WHAT YOU WILL DO: Lines in the listing below containing the string "level" are to be identified and copied.

---+---

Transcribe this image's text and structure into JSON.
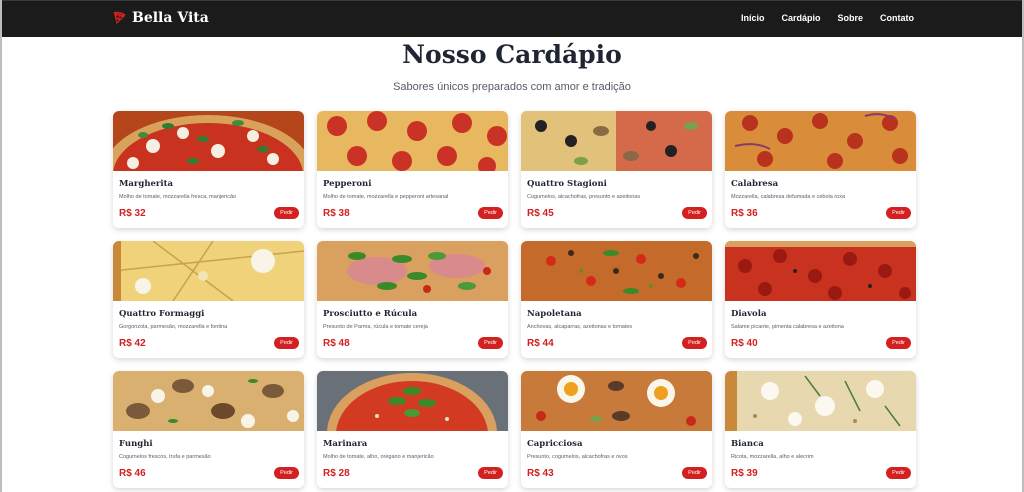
{
  "nav": {
    "brand": "Bella Vita",
    "links": [
      "Início",
      "Cardápio",
      "Sobre",
      "Contato"
    ]
  },
  "header": {
    "title": "Nosso Cardápio",
    "subtitle": "Sabores únicos preparados com amor e tradição"
  },
  "menu": {
    "order_label": "Pedir",
    "items": [
      {
        "name": "Margherita",
        "desc": "Molho de tomate, mozzarella fresca, manjericão",
        "price": "R$ 32"
      },
      {
        "name": "Pepperoni",
        "desc": "Molho de tomate, mozzarella e pepperoni artesanal",
        "price": "R$ 38"
      },
      {
        "name": "Quattro Stagioni",
        "desc": "Cogumelos, alcachofras, presunto e azeitonas",
        "price": "R$ 45"
      },
      {
        "name": "Calabresa",
        "desc": "Mozzarella, calabresa defumada e cebola roxa",
        "price": "R$ 36"
      },
      {
        "name": "Quattro Formaggi",
        "desc": "Gorgonzola, parmesão, mozzarella e fontina",
        "price": "R$ 42"
      },
      {
        "name": "Prosciutto e Rúcula",
        "desc": "Presunto de Parma, rúcula e tomate cereja",
        "price": "R$ 48"
      },
      {
        "name": "Napoletana",
        "desc": "Anchovas, alcaparras, azeitonas e tomates",
        "price": "R$ 44"
      },
      {
        "name": "Diavola",
        "desc": "Salame picante, pimenta calabresa e azeitona",
        "price": "R$ 40"
      },
      {
        "name": "Funghi",
        "desc": "Cogumelos frescos, trufa e parmesão",
        "price": "R$ 46"
      },
      {
        "name": "Marinara",
        "desc": "Molho de tomate, alho, orégano e manjericão",
        "price": "R$ 28"
      },
      {
        "name": "Capricciosa",
        "desc": "Presunto, cogumelos, alcachofras e ovos",
        "price": "R$ 43"
      },
      {
        "name": "Bianca",
        "desc": "Ricota, mozzarella, alho e alecrim",
        "price": "R$ 39"
      }
    ]
  },
  "colors": {
    "navbar_bg": "#1b1b1b",
    "accent": "#d32020",
    "heading": "#1f2533"
  }
}
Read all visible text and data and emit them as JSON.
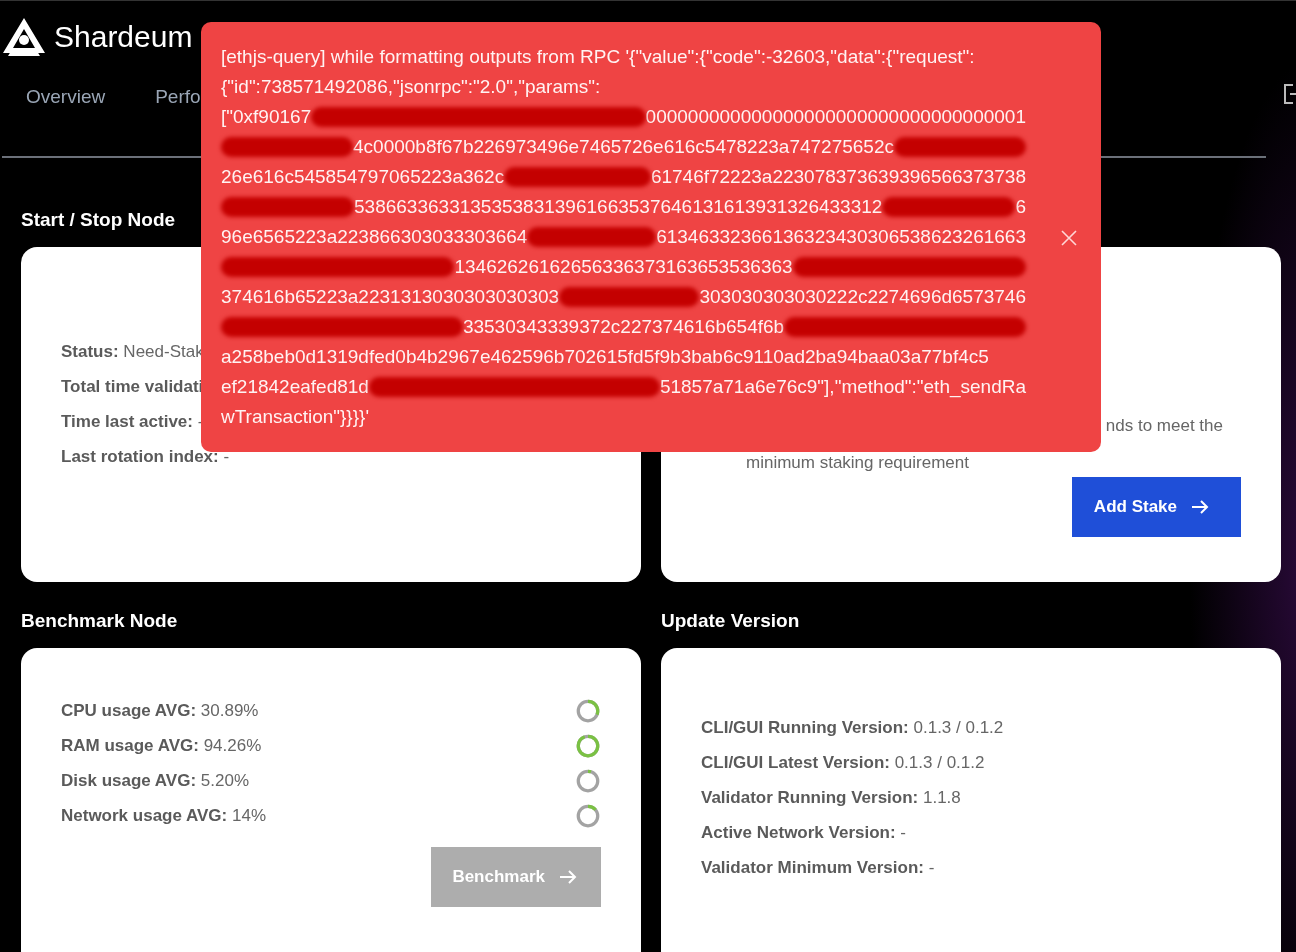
{
  "header": {
    "logo_text": "Shardeum"
  },
  "tabs": [
    {
      "label": "Overview",
      "selected": false
    },
    {
      "label": "Perfo",
      "selected": false
    }
  ],
  "start_stop": {
    "title": "Start / Stop Node",
    "rows": [
      "**Status:** Need-Stak",
      "**Total time validati**",
      "**Time last active:** -",
      "**Last rotation index:** -"
    ]
  },
  "stake": {
    "description": [
      "nds to meet the",
      "minimum staking requirement"
    ],
    "button": {
      "label": "Add Stake",
      "disabled": false
    }
  },
  "benchmark": {
    "title": "Benchmark Node",
    "rows": [
      {
        "text": "**CPU usage AVG:** 30.89%",
        "level": 0.31
      },
      {
        "text": "**RAM usage AVG:** 94.26%",
        "level": 0.94
      },
      {
        "text": "**Disk usage AVG:** 5.20%",
        "level": 0.05
      },
      {
        "text": "**Network usage AVG:** 14%",
        "level": 0.14
      }
    ],
    "button": {
      "label": "Benchmark",
      "disabled": true
    }
  },
  "update": {
    "title": "Update Version",
    "rows": [
      "**CLI/GUI Running Version:** 0.1.3 / 0.1.2",
      "**CLI/GUI Latest Version:** 0.1.3 / 0.1.2",
      "**Validator Running Version:** 1.1.8",
      "**Active Network Version:** -",
      "**Validator Minimum Version:** -"
    ]
  },
  "error_toast": {
    "lines": [
      [
        {
          "kind": "text",
          "text": "[ethjs-query] while formatting outputs from RPC '{\"value\":{\"code\":-32603,\"data\":{\"request\":"
        }
      ],
      [
        {
          "kind": "text",
          "text": "{\"id\":738571492086,\"jsonrpc\":\"2.0\",\"params\":"
        }
      ],
      [
        {
          "kind": "text",
          "text": "[\"0xf90167"
        },
        {
          "kind": "redacted"
        },
        {
          "kind": "text",
          "text": "000000000000000000000000000000000001"
        }
      ],
      [
        {
          "kind": "redacted"
        },
        {
          "kind": "text",
          "text": "4c0000b8f67b226973496e7465726e616c5478223a747275652c"
        },
        {
          "kind": "redacted"
        }
      ],
      [
        {
          "kind": "text",
          "text": "26e616c545854797065223a362c"
        },
        {
          "kind": "redacted"
        },
        {
          "kind": "text",
          "text": "61746f72223a223078373639396566373738"
        }
      ],
      [
        {
          "kind": "redacted"
        },
        {
          "kind": "text",
          "text": "53866336331353538313961663537646131613931326433312"
        },
        {
          "kind": "redacted"
        },
        {
          "kind": "text",
          "text": "6"
        }
      ],
      [
        {
          "kind": "text",
          "text": "96e6565223a223866303033303664"
        },
        {
          "kind": "redacted"
        },
        {
          "kind": "text",
          "text": "61346332366136323430306538623261663"
        }
      ],
      [
        {
          "kind": "redacted"
        },
        {
          "kind": "text",
          "text": "13462626162656336373163653536363"
        },
        {
          "kind": "redacted"
        }
      ],
      [
        {
          "kind": "text",
          "text": "374616b65223a2231313030303030303"
        },
        {
          "kind": "redacted"
        },
        {
          "kind": "text",
          "text": "303030303030222c2274696d6573746"
        }
      ],
      [
        {
          "kind": "redacted"
        },
        {
          "kind": "text",
          "text": "33530343339372c227374616b654f6b"
        },
        {
          "kind": "redacted"
        }
      ],
      [
        {
          "kind": "text",
          "text": "a258beb0d1319dfed0b4b2967e462596b702615fd5f9b3bab6c9110ad2ba94baa03a77bf4c5"
        }
      ],
      [
        {
          "kind": "text",
          "text": "ef21842eafed81d"
        },
        {
          "kind": "redacted"
        },
        {
          "kind": "text",
          "text": "51857a71a6e76c9\"],\"method\":\"eth_sendRa"
        }
      ],
      [
        {
          "kind": "text",
          "text": "wTransaction\"}}}}'"
        }
      ]
    ]
  }
}
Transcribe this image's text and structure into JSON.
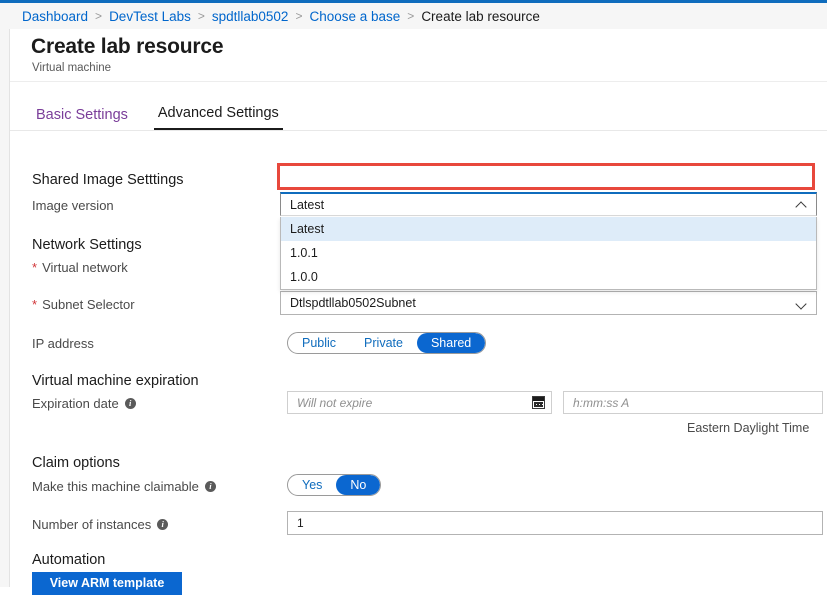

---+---

ANSWER BELOW:
        "level": 0.31
        "level": 0.94
        "level": 0.05
        "level": 0.14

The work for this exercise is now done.